Finding Your Best Work
So how does one find the right work? Well for starters, each of us has been given a unique set of giftings and talents. And it’s vitally important to God and his Kingdom that we find out what they are, because He didn’t give them to us just for fun. God desires us to work. Athletics, mathematics, arts and sciences are the obvious ones, but many of our giftings are more subtle: emotional intelligence, intuitiveness, humour, evaluating people, public speaking, and listening, are all invaluable strengths when properly activated. All of the unique talents and abilities that we have were always meant to be used for Him. So find out what you’re good at and start doing it.
However, it’s not just about work. There is another issue on God’s heart and that is joy. Do not be deceived. God is serious about joy, and the Christian life is supposed to be a joyful one. This joy is not simply an emotion, it’s a fruit of the Holy Spirit, and that fruit comes naturally when we’re walking in fellowship with God. The joy given is one of the ways that God confirms that we’re doing what he wants us to do. The Bible says that “the Joy of the Lord is your strength.” You can’t do something long term if you don’t enjoy it, and you can’t do it if you don’t have the strength. As a worship leader once said, “if it’s not enjoyable, it’s not sustainable.”
Your Dreams and Desires
There is an undercurrent in some circles of Christian thinking that our dreams and desires don’t matter to God. And yet the scriptures say, “delight yourself in the Lord, and he will give you the desires of your heart.” This verse could be interpreted in two ways: God fulfills our desires when we place him as our highest priority, or God changes the desires of our hearts to be aligned with his heart. I believe both are true. As we continue to come under the Lordship of Christ and fall even more in love with him, the desires of our heart will change, even if we’re unaware of it. Don’t be afraid of your dreams. If your will is aligned with his will, your dreams will be his dreams — so follow your dreams! Remember, it’s not about you. When you consider the fact that those dreams were put there by God, you can give yourself permission to pursue them, and it’s in pursuing our God-given dreams and desires that we become fully alive. As the Proverbs say, “…a desire fulfilled is a tree of life.” You’re the most effective in the kingdom when you’re fully alive, and in this God is most glorified.
What are the dreams in your heart? Don’t ignore them. Perhaps God put them there, and he wants you to start pulling the weeds out of your garden. He wants you to start tilling the soil of your own corner in his ever-expanding kingdom. Find what you’re good at, what you enjoy, and what you desire. At the intersection of your passions, gifts, and enjoyment, you will find the work that God has for you.
A Joy that Lasts Forever
Finally, there is an idea out there that, in eternity, we will not work. I would argue that this couldn’t be further from the truth. If we harken back to the original garden, we see that good, purposeful work, was always a part of God’s perfect world. Humanity was always intended to co-labour with God in his care for creation, and in the age to come, that purpose will not change.
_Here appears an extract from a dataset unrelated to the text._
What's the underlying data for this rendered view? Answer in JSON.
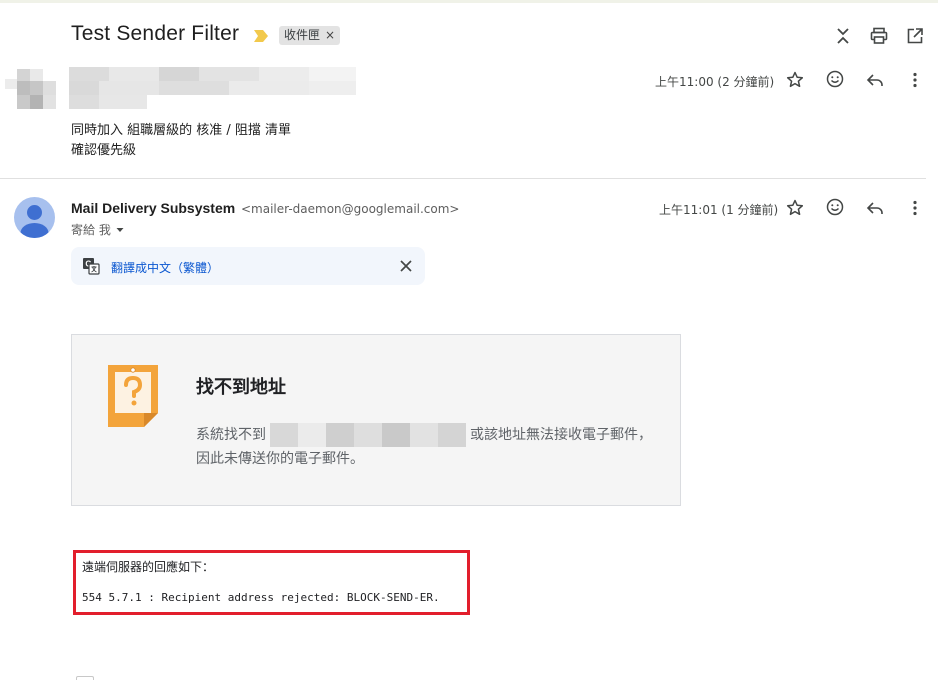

We will rule and reign with Christ for all eternity and there will always be work to do! Why? Because God is not a passive God. He creates, he forms, he organizes, he establishes. In short, he’s always working, and we will work joyfully within his glorious plans and purposes for all eternity. Why not start now?
Artwork by Michelle Yong